**Exercise instructions:** Reproduce the entries exactly as they appear below.

──────────────────────────────

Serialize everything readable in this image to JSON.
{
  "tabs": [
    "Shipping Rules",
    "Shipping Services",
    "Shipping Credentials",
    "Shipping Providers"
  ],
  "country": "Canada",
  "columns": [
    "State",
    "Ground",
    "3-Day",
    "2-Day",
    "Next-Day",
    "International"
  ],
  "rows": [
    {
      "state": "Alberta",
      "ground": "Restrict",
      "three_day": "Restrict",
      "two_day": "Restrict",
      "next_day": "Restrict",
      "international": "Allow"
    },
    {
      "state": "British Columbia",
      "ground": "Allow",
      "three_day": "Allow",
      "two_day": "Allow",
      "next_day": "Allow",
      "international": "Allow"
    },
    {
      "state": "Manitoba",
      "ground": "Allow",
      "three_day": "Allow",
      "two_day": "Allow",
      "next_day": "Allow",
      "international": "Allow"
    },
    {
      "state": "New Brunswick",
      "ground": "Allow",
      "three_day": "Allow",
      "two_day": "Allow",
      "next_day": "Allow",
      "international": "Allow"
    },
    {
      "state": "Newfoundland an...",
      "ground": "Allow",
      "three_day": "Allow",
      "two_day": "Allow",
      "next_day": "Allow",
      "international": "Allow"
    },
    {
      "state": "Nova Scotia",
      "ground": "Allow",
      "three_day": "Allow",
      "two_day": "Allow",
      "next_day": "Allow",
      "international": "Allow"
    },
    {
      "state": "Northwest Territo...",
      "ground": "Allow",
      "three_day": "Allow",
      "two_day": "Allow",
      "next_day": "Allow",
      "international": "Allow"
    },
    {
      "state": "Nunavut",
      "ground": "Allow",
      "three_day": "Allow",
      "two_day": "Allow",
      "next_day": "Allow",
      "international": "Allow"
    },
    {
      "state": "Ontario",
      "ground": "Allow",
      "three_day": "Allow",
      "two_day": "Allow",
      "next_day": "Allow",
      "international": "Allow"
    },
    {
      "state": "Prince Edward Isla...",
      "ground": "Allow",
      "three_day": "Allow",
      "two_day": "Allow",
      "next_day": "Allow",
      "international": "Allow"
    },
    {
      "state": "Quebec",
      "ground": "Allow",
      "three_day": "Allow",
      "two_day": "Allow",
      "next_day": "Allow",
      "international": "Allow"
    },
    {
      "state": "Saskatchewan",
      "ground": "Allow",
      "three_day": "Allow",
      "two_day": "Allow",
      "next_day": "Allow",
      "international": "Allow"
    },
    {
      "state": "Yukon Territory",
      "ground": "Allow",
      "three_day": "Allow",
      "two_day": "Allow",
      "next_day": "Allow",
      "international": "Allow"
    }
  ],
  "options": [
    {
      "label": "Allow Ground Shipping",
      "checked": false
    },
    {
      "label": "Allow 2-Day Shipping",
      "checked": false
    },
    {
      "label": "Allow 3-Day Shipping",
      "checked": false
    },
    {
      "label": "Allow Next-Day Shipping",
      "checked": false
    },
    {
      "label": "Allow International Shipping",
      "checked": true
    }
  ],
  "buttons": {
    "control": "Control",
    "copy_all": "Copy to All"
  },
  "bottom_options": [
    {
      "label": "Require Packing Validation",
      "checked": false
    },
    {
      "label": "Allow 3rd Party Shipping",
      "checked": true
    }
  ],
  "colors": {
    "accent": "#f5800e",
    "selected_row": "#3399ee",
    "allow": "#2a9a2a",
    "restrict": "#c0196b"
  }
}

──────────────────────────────

**Final answer:**
Serialize everything readable in this image to JSON.
{
  "tabs": [
    "Shipping Rules",
    "Shipping Services",
    "Shipping Credentials",
    "Shipping Providers"
  ],
  "country": "Canada",
  "columns": [
    "State",
    "Ground",
    "3-Day",
    "2-Day",
    "Next-Day",
    "International"
  ],
  "rows": [
    {
      "state": "Alberta",
      "ground": "Restrict",
      "three_day": "Restrict",
      "two_day": "Restrict",
      "next_day": "Restrict",
      "international": "Allow"
    },
    {
      "state": "British Columbia",
      "ground": "Allow",
      "three_day": "Allow",
      "two_day": "Allow",
      "next_day": "Allow",
      "international": "Allow"
    },
    {
      "state": "Manitoba",
      "ground": "Allow",
      "three_day": "Allow",
      "two_day": "Allow",
      "next_day": "Allow",
      "international": "Allow"
    },
    {
      "state": "New Brunswick",
      "ground": "Allow",
      "three_day": "Allow",
      "two_day": "Allow",
      "next_day": "Allow",
      "international": "Allow"
    },
    {
      "state": "Newfoundland an...",
      "ground": "Allow",
      "three_day": "Allow",
      "two_day": "Allow",
      "next_day": "Allow",
      "international": "Allow"
    },
    {
      "state": "Nova Scotia",
      "ground": "Allow",
      "three_day": "Allow",
      "two_day": "Allow",
      "next_day": "Allow",
      "international": "Allow"
    },
    {
      "state": "Northwest Territo...",
      "ground": "Allow",
      "three_day": "Allow",
      "two_day": "Allow",
      "next_day": "Allow",
      "international": "Allow"
    },
    {
      "state": "Nunavut",
      "ground": "Allow",
      "three_day": "Allow",
      "two_day": "Allow",
      "next_day": "Allow",
      "international": "Allow"
    },
    {
      "state": "Ontario",
      "ground": "Allow",
      "three_day": "Allow",
      "two_day": "Allow",
      "next_day": "Allow",
      "international": "Allow"
    },
    {
      "state": "Prince Edward Isla...",
      "ground": "Allow",
      "three_day": "Allow",
      "two_day": "Allow",
      "next_day": "Allow",
      "international": "Allow"
    },
    {
      "state": "Quebec",
      "ground": "Allow",
      "three_day": "Allow",
      "two_day": "Allow",
      "next_day": "Allow",
      "international": "Allow"
    },
    {
      "state": "Saskatchewan",
      "ground": "Allow",
      "three_day": "Allow",
      "two_day": "Allow",
      "next_day": "Allow",
      "international": "Allow"
    },
    {
      "state": "Yukon Territory",
      "ground": "Allow",
      "three_day": "Allow",
      "two_day": "Allow",
      "next_day": "Allow",
      "international": "Allow"
    }
  ],
  "options": [
    {
      "label": "Allow Ground Shipping",
      "checked": false
    },
    {
      "label": "Allow 2-Day Shipping",
      "checked": false
    },
    {
      "label": "Allow 3-Day Shipping",
      "checked": false
    },
    {
      "label": "Allow Next-Day Shipping",
      "checked": false
    },
    {
      "label": "Allow International Shipping",
      "checked": true
    }
  ],
  "buttons": {
    "control": "Control",
    "copy_all": "Copy to All"
  },
  "bottom_options": [
    {
      "label": "Require Packing Validation",
      "checked": false
    },
    {
      "label": "Allow 3rd Party Shipping",
      "checked": true
    }
  ],
  "colors": {
    "accent": "#f5800e",
    "selected_row": "#3399ee",
    "allow": "#2a9a2a",
    "restrict": "#c0196b"
  }
}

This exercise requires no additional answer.